This is the very popular 2.4GHz XBee module from Digi. These modules take the 802.15.4 stack (the basis for Zigbee) and wrap it into a simple to use serial command set. These modules allow very reliable and simple communication between microcontrollers, computers, systems, really anything with a serial port! Point to point and multi-point networks are supported.
Not sure which XBee module or accessory is right for you? Check out our XBee Buying Guide!
Note: If you are using these outside of the United States, please check with your local laws regarding radio communication.
If a board needs code or communicates somehow, you're going to need to know how to program or interface with it. The programming skill is all about communication and code.
Skill Level: Rookie - You will need a better fundamental understand of what code is, and how it works. You will be using beginner-level software and development tools like Arduino. You will be dealing directly with code, but numerous examples and libraries are available. Sensors or shields will communicate with serial or TTL.
See all skill levels
If it requires power, you need to know how much, what all the pins do, and how to hook it up. You may need to reference datasheets, schematics, and know the ins and outs of electronics.
Skill Level: Noob - You don't need to reference a datasheet, but you will need to know basic power requirements.
See all skill levels
Based on 1 ratings:
2 of 2 found this helpful:
I've been messing with a few of these for about two months now and have come to the conclusion that they're just not that reliable or easy to setup. I've had continuous problems trying to get them to communicate with each other and often when they do start communicating, it's a mystery as to what changed.

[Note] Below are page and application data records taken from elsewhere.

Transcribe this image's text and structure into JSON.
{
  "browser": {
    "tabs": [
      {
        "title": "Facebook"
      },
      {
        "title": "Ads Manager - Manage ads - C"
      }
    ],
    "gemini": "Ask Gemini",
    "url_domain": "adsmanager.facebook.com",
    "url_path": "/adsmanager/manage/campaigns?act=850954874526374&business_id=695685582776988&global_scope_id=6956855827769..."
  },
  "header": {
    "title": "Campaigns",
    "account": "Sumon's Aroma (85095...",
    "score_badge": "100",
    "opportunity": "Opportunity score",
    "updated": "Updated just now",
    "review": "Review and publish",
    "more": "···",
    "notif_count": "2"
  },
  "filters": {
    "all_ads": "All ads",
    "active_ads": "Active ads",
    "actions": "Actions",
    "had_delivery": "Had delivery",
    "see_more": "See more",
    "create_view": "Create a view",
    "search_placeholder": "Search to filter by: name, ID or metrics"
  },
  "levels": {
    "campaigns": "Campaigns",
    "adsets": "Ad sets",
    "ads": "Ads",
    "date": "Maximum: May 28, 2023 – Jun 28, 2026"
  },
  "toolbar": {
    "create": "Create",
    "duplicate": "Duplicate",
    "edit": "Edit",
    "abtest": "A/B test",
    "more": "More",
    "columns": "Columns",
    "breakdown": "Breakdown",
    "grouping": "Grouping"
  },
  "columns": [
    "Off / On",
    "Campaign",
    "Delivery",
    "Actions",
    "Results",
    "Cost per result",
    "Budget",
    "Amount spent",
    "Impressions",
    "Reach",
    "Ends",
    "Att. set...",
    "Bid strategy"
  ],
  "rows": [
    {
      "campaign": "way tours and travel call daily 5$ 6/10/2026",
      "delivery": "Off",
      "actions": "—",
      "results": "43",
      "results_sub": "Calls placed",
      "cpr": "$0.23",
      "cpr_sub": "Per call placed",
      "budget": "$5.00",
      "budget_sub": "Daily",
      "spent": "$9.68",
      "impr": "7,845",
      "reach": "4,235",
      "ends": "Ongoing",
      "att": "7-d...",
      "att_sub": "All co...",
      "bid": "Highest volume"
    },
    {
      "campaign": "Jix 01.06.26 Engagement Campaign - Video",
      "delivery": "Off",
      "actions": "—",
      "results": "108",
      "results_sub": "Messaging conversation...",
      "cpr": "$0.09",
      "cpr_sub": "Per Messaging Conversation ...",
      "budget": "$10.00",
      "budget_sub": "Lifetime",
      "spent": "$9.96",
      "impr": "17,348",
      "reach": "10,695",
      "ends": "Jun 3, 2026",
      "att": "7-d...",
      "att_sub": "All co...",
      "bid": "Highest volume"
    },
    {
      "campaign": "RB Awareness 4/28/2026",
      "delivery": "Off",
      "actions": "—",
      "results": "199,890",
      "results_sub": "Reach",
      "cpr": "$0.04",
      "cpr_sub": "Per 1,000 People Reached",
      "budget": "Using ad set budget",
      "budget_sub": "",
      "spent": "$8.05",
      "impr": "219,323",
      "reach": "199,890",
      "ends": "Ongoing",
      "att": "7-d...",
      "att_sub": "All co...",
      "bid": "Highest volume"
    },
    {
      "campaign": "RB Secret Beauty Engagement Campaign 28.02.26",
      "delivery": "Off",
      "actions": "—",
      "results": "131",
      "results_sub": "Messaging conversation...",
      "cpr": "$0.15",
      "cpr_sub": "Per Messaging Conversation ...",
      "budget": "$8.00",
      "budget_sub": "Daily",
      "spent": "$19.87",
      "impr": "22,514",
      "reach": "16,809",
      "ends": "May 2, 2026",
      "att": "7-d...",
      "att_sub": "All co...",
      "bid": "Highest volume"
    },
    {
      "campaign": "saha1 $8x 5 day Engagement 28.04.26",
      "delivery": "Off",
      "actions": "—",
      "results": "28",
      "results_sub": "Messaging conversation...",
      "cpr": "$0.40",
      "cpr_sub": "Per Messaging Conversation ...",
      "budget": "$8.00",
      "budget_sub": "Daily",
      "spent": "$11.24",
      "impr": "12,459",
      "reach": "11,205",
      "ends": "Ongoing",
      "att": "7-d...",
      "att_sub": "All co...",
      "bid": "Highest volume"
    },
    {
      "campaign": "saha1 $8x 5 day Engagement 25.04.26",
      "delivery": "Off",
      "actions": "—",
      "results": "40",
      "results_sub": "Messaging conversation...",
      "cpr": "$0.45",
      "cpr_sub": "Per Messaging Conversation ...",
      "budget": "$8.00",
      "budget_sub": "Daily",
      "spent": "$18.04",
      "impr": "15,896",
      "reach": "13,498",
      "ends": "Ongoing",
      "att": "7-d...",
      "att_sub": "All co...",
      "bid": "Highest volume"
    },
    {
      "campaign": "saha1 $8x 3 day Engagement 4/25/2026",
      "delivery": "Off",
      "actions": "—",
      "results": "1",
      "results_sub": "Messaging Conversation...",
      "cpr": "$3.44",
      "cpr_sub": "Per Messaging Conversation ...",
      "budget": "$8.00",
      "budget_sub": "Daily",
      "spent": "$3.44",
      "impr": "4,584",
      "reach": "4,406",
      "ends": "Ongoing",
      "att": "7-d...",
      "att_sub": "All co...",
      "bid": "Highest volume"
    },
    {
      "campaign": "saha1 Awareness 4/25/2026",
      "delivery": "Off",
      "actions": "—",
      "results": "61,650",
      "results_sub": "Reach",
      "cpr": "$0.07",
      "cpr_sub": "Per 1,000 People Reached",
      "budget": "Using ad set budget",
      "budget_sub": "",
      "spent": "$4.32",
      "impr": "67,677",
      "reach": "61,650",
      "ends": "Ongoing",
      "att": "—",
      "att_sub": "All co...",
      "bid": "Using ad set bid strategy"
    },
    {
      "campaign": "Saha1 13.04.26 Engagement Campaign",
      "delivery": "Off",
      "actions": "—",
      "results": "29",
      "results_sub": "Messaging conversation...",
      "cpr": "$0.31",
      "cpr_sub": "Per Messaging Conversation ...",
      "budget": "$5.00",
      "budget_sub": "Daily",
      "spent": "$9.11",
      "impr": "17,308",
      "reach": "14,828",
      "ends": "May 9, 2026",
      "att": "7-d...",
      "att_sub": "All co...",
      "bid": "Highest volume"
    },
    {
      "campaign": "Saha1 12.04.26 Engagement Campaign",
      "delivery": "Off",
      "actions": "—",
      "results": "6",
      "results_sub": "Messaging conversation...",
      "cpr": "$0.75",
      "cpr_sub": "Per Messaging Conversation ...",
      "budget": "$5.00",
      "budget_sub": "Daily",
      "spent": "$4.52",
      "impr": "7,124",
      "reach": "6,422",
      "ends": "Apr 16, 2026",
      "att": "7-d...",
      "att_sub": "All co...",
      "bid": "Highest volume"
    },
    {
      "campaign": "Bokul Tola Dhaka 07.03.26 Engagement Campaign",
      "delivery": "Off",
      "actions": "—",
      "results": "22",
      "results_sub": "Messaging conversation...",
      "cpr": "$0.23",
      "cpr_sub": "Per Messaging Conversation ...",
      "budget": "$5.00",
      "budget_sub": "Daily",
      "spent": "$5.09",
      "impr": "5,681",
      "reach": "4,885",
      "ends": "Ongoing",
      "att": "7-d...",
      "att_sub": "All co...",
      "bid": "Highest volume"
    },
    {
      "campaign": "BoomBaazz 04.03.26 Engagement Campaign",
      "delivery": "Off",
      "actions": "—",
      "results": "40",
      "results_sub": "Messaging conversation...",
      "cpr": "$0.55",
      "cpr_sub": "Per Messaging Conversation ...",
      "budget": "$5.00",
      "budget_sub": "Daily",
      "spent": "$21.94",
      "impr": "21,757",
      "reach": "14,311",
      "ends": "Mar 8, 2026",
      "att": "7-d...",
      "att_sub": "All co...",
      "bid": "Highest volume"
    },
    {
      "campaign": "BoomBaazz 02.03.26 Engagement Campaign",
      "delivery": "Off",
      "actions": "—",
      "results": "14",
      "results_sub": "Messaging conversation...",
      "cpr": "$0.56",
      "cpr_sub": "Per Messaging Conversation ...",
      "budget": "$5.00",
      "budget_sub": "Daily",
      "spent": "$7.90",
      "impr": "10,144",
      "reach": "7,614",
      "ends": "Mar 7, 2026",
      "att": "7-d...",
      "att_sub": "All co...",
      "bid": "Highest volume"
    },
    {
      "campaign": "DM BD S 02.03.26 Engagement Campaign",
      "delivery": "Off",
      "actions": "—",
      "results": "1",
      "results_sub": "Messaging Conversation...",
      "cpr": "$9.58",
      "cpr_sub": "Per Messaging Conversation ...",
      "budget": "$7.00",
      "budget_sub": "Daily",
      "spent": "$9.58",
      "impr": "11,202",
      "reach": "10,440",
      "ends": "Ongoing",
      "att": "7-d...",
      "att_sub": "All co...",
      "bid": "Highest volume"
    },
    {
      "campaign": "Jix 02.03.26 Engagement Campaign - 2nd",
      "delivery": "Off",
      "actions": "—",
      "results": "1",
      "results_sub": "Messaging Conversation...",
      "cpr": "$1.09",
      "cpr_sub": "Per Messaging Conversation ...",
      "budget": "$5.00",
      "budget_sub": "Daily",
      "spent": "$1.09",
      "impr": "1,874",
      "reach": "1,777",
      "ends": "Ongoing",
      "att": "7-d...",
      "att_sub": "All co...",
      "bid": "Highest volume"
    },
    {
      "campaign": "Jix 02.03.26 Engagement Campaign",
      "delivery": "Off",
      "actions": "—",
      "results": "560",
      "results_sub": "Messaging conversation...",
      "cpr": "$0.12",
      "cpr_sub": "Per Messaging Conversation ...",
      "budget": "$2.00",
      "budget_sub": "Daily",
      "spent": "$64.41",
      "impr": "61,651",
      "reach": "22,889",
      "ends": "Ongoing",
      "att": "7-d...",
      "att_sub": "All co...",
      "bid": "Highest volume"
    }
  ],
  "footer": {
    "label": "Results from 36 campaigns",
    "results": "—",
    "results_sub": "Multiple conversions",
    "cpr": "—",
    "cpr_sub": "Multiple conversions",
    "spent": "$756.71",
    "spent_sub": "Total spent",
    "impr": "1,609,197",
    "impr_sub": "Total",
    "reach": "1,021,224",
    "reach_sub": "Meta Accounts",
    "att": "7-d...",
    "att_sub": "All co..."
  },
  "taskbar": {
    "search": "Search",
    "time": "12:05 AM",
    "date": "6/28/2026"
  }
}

Also keep in mind that Digi is not a Linux-friendly company. Personally, I think they're completely out of touch with their target market. The XCTU software is available for Mac or Windows but not Linux. Some people run it in Wine, others use Moltosenso's Iron which runs natively on Linux but I couldn't get it to find any of my XBees. Honestly, the XCTU tool isn't the issue or even required to get XBees talking to each other; you should be able to do all the configuring over serial with AT commands. Tip: when you enter "+++" do it as fast as you possibly can or the bee may not respond. Took a lot of frustration to finally figure that out.
Overall, these are turning out to not be worth the headache to me. If I can find another solution, I'll go with that next time.